Evaluation: This is a good article that describes different ways teachers can teach. For those wishing to be more involved in their classrooms, and less lecture driving this article gives a good explanation of how to begin. This article is primarily directed at social studies classes, but it can be applied to any number of subjects.

Coteaching and the Learning Comons

Alpers, Jessica

ET-Educational Theory and Practice
CO-Collaboration

Loertscher, D. V., & Koechlin, C. (2015). Coteaching and the learning commons: Building a participatory school culture. Teacher Librarian, 43(2), 12.


Summary: The focus of this paper is to inform on how to build a school culture with emphasis placed on participation. The two strategies used to accomplish this are creating a learning commons and instituting collaboration and coteaching with the librarian and teachers. Dr. Loertscher defines coteaching as “the art of two or more mentor adults who plan, teach, and assess a learning experience together.” This is then supported with a study he conducted. A learning commons is then described, much like we have described in our workshops. Adding to this, the collaboration is described. One specific not is the use of the 18 think models, and moving past “bird units.” The paper concludes by stating that this movement will strengthen the school as a learning force.

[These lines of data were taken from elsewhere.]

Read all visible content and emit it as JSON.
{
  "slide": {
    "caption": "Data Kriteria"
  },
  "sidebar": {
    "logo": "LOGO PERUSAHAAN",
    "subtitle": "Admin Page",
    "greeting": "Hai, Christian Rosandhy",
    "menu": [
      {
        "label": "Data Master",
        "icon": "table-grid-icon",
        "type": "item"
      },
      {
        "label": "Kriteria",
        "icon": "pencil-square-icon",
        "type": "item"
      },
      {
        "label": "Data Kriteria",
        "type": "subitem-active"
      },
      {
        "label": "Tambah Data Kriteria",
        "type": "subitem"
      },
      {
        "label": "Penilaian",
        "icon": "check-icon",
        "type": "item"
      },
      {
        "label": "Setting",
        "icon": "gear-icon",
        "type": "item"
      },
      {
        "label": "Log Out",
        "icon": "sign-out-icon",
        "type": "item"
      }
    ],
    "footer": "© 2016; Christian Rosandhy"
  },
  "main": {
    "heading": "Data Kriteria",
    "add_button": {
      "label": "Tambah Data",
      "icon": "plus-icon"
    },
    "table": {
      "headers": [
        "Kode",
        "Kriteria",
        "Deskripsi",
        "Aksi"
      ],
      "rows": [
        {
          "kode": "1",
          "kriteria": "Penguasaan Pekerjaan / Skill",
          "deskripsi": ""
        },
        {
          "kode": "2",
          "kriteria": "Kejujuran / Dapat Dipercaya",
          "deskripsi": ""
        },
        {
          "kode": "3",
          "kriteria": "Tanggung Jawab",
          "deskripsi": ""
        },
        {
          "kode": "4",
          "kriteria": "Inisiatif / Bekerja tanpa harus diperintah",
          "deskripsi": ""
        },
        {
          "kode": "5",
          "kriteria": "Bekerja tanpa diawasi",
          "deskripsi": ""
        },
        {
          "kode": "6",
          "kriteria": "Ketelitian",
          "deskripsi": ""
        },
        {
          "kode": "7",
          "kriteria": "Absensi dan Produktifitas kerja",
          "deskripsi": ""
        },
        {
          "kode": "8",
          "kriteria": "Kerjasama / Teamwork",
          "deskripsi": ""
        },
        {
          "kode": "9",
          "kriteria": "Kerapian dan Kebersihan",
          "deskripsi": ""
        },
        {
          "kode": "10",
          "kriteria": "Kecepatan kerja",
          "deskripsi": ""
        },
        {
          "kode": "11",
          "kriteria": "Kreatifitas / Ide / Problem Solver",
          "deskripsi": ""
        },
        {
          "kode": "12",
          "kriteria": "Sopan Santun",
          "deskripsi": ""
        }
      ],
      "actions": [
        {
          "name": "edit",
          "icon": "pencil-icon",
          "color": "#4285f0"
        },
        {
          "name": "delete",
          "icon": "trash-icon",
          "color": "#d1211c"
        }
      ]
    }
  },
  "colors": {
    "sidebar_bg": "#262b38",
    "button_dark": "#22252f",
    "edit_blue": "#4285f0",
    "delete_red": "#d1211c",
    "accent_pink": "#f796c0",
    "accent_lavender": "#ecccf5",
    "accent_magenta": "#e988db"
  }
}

Evaluation: This paper is a wonderful source for a summary of what many of our workshops have discussed. None of the information is new, however it is a good review and a good resource. For those wishing to have a written form of what we have discussed, or a compiled summary, I would highly recommend this article. It does not hurt that it was written by our very own Dr. L.!